◆ ASSIGNED TASK ◆
All entries must come back exactly as given, with no pictures in the copy.

● ● ● ● ●

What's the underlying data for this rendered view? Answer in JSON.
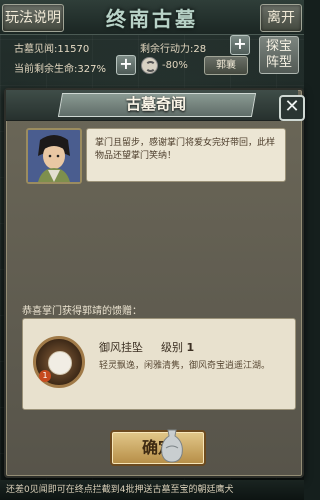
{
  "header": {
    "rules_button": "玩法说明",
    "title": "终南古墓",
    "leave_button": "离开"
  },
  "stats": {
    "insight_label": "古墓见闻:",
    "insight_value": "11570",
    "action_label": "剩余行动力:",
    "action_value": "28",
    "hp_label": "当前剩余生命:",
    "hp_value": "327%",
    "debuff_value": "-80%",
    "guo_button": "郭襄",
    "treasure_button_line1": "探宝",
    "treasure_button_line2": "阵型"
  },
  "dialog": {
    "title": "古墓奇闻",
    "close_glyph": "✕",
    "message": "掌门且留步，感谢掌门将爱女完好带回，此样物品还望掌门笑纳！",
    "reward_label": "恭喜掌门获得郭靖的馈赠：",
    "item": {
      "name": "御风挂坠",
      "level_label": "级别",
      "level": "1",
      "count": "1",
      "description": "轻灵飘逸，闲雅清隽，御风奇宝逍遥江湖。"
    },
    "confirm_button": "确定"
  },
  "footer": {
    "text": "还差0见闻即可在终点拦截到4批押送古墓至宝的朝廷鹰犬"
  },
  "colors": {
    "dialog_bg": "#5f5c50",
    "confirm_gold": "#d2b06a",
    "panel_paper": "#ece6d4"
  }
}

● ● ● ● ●

◆ RESPONSE FOR THIS EXERCISE ◆
What's the underlying data for this rendered view? Answer in JSON.
{
  "header": {
    "rules_button": "玩法说明",
    "title": "终南古墓",
    "leave_button": "离开"
  },
  "stats": {
    "insight_label": "古墓见闻:",
    "insight_value": "11570",
    "action_label": "剩余行动力:",
    "action_value": "28",
    "hp_label": "当前剩余生命:",
    "hp_value": "327%",
    "debuff_value": "-80%",
    "guo_button": "郭襄",
    "treasure_button_line1": "探宝",
    "treasure_button_line2": "阵型"
  },
  "dialog": {
    "title": "古墓奇闻",
    "close_glyph": "✕",
    "message": "掌门且留步，感谢掌门将爱女完好带回，此样物品还望掌门笑纳！",
    "reward_label": "恭喜掌门获得郭靖的馈赠：",
    "item": {
      "name": "御风挂坠",
      "level_label": "级别",
      "level": "1",
      "count": "1",
      "description": "轻灵飘逸，闲雅清隽，御风奇宝逍遥江湖。"
    },
    "confirm_button": "确定"
  },
  "footer": {
    "text": "还差0见闻即可在终点拦截到4批押送古墓至宝的朝廷鹰犬"
  },
  "colors": {
    "dialog_bg": "#5f5c50",
    "confirm_gold": "#d2b06a",
    "panel_paper": "#ece6d4"
  }
}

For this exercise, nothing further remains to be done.